USPS needs better overtime management, watchdog says
- By FederalSoup Staff
- Aug 31, 2020
The U.S. Postal Service needs to get a better handle on overtime, the agency watchdog said in an Aug. 25 report.
From FY 2014 to FY 2019, USPS paid out $25.8 billion in total overtime, the USPS Office of Inspector General reported. Costs associated with overtime increased 35% and hours grew 31%, exceeding budgets for those years. The number of employees who earned more in total overtime pay than their pay for regular straight time hours increased 429% -- from 758 to 4,008.
Additionally, unauthorized overtime was not effectively managed, the report said, noting that in FY 2019, 42% of USPS employees had unauthorized overtime. While five of the seven Postal Service areas saw an increase in unauthorized overtime, the Northeast Area had the highest increase at 37%, from 4.8 million to 6.6 million hours.
According to the IG, the excess overtime was the result of understaffing, inadequate oversight and data collection errors.
To address staffing issues, the IG recommended USPS look at locations using excessive overtime and determine “the optimal point at which hiring new staff becomes more cost efficient.” It should also hold appropriate management accountable for not reducing overtime and implement a data collection process that better identifies the reasons for overtime.
The IG’s analysis was conducted prior to the outbreak of COVID-19 and did not reflect any operational changes resulting from the pandemic or those made to reduce inefficiencies in the network.
In July, Postmaster General Louis DeJoy was reported to have issued plans to eliminate overtime, even if it meant the mail was not delivered on time.
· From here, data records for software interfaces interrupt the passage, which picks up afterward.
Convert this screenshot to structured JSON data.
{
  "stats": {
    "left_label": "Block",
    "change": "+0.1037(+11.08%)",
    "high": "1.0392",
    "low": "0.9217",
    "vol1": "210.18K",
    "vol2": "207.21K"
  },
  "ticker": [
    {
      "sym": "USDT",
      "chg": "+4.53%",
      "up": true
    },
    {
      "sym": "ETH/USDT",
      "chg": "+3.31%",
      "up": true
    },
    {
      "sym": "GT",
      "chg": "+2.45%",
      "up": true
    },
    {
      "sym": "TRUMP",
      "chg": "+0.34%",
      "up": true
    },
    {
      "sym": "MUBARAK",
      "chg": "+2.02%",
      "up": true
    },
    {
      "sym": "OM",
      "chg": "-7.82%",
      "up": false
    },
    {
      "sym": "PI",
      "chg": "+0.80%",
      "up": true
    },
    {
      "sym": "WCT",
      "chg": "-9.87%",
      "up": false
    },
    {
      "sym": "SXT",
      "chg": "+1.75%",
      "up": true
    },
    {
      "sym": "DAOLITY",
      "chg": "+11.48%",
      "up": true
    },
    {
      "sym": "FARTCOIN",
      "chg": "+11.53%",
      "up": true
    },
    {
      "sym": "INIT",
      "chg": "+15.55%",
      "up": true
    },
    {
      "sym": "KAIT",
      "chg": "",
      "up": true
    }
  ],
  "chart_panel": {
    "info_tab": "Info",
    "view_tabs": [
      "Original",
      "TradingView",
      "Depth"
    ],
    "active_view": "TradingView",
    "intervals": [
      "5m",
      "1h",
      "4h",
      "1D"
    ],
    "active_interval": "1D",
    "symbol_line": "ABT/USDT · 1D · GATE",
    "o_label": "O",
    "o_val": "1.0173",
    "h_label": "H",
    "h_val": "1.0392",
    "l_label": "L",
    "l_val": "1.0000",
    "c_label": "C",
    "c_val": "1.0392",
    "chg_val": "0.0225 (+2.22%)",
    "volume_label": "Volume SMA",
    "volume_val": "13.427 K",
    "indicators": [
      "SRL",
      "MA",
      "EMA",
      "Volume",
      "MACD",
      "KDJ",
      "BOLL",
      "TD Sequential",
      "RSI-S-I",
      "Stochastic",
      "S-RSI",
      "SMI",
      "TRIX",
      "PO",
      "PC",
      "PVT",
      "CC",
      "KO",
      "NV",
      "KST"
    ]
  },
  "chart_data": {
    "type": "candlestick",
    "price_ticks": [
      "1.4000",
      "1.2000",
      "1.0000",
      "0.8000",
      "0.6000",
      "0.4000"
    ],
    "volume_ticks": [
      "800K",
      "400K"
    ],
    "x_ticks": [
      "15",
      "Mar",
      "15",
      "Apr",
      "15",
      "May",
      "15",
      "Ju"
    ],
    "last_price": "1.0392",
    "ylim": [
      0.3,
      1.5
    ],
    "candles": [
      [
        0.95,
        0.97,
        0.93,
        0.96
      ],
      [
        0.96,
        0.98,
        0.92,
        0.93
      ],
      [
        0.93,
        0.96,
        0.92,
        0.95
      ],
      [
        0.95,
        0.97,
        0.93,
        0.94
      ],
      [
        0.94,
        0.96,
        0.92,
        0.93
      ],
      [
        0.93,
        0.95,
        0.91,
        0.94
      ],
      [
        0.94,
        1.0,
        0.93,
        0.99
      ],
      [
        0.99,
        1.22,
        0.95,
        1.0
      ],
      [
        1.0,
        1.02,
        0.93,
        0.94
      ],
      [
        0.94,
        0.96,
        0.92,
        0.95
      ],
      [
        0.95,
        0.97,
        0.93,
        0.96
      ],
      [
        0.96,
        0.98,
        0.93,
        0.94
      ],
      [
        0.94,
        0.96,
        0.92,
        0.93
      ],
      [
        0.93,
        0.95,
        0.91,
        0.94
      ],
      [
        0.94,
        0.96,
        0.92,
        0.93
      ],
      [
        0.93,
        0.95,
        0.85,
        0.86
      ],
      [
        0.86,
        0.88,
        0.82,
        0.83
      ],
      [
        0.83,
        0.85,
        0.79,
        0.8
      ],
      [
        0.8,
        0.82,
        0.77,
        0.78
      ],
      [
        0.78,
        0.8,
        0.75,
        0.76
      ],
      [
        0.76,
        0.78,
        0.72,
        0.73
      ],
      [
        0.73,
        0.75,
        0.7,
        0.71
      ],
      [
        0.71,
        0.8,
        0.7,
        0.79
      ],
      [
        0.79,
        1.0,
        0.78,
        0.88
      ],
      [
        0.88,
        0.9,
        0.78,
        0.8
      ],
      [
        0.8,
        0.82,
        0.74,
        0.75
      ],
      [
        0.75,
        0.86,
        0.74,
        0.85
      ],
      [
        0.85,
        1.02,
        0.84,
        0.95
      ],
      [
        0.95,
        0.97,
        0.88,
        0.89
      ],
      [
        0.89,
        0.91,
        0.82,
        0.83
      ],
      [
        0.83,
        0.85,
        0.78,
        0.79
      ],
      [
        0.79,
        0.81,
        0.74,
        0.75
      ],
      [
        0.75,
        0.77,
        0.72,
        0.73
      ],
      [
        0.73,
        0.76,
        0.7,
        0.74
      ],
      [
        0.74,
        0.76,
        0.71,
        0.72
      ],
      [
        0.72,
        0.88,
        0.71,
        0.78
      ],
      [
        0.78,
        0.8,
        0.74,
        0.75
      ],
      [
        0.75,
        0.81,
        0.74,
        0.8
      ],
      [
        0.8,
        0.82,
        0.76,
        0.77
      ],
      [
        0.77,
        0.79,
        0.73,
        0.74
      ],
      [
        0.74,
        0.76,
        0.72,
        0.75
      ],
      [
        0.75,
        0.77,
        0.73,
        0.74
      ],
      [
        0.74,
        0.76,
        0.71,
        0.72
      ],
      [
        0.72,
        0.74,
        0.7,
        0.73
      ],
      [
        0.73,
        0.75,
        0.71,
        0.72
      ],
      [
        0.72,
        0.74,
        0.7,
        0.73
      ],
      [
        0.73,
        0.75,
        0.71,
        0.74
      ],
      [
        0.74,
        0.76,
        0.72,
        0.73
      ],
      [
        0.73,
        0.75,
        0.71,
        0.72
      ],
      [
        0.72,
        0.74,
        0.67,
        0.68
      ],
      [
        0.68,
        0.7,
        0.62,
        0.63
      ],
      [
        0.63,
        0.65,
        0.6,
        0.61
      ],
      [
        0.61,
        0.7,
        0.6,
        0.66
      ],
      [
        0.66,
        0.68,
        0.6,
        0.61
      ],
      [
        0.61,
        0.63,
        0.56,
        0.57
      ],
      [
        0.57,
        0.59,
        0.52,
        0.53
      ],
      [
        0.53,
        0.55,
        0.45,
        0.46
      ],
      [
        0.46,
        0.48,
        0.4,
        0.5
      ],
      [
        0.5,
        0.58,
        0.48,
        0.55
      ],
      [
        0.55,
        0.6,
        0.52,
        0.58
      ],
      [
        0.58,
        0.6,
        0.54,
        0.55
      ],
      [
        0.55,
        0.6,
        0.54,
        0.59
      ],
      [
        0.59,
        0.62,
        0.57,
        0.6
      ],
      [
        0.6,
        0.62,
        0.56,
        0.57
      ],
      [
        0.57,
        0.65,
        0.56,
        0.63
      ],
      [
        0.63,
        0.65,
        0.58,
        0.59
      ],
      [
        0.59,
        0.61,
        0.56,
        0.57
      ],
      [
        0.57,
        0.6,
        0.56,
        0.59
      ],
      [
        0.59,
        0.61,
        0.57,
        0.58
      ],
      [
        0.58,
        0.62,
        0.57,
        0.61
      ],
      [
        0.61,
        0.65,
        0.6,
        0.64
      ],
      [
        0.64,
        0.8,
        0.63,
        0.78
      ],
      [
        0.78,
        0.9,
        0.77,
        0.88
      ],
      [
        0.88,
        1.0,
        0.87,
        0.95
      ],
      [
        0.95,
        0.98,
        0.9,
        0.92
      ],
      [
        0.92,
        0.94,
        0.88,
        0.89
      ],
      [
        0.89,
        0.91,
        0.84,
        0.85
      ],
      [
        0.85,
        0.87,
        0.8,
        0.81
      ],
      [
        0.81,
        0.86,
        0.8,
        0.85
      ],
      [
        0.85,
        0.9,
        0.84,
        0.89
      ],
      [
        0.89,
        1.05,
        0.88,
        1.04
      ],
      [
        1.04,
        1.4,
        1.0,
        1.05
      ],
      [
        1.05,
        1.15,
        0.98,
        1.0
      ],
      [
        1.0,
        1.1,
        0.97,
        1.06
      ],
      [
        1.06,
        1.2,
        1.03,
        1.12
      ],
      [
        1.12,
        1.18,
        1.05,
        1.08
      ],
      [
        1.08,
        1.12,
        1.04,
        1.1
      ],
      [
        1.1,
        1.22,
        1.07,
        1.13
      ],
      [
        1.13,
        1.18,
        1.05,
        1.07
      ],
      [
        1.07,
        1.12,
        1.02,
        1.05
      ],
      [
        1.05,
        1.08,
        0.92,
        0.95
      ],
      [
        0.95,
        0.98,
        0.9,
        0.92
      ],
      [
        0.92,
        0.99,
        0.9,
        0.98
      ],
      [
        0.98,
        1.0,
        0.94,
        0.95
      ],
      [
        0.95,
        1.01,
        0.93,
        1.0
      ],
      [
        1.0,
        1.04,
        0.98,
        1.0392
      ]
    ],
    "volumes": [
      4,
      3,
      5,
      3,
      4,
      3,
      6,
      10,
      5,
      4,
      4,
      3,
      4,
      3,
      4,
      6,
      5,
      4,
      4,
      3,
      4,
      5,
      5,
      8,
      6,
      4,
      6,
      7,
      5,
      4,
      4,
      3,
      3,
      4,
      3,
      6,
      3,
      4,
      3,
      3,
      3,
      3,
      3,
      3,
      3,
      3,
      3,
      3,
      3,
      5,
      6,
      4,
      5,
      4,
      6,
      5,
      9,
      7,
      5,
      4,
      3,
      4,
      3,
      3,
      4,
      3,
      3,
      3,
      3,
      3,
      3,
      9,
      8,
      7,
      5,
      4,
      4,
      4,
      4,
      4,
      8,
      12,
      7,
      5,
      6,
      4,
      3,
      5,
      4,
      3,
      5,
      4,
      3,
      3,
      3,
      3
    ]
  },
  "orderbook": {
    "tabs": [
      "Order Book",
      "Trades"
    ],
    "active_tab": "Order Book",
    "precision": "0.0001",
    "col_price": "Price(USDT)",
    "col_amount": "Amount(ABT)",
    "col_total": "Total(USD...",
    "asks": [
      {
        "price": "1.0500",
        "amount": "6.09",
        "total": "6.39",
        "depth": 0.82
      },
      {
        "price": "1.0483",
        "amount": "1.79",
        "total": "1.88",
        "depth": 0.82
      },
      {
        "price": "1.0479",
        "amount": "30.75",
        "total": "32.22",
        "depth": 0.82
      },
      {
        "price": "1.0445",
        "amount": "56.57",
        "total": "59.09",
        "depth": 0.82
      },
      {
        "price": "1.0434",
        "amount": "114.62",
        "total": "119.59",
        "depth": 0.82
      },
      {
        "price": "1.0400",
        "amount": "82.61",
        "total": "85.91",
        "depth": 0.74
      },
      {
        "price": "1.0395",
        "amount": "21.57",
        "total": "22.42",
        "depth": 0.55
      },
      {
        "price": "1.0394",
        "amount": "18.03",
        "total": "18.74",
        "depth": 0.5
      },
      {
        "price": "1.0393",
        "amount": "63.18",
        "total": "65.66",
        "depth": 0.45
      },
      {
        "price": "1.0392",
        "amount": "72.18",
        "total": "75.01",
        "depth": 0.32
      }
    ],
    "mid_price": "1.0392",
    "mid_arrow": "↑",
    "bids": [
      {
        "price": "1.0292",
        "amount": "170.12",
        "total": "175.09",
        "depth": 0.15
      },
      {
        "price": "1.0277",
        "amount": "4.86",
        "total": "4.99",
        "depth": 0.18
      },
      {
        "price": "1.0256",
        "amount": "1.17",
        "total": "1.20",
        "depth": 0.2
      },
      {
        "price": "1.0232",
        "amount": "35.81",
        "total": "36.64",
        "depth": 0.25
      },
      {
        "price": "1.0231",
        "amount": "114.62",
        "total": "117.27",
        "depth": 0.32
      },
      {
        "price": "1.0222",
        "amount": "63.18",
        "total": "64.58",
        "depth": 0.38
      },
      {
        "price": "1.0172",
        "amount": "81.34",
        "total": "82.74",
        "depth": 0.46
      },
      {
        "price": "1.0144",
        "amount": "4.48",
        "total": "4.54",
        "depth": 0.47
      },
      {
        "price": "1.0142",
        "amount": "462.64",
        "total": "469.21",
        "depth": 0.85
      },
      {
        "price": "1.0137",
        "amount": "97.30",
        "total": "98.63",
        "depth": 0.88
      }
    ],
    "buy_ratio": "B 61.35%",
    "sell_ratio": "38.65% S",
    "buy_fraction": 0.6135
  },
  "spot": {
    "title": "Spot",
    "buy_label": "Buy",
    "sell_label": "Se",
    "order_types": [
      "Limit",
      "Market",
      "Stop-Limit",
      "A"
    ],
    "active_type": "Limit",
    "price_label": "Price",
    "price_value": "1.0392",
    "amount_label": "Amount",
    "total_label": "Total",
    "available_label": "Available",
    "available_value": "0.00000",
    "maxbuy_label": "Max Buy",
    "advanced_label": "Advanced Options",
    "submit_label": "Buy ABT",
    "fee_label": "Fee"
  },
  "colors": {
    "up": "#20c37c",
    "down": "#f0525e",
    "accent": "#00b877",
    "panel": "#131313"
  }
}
After complaints from constituents concerned about delayed deliveries, lawmakers called for DeJoy to explain his cost-cutting operational reforms.
In his Aug. 24 testimony before the House Committee on Oversight and Reform, DeJoy denied directing the elimination of overtime: “[I]n fact, overtime has not been reduced since I became the Postmaster General. We were incurring overtime at a rate of approximately 13 percent prior to my arrival, and in June, July, and August, overtime is still at approximately 13 percent.”
USPS officials agreed with the IG’s recommendations, acknowledging that “opportunities exist in the oversight of work hours. As volumes and mail mix change however, increasing complement with the intent of reducing overtime may not be the best long-term solution,” they wrote in their audit response. “The appropriate use of overtime continues to give Management the greatest latitude to utilize its resources at the least possible cost while controlling future salaries and benefits of new employees.”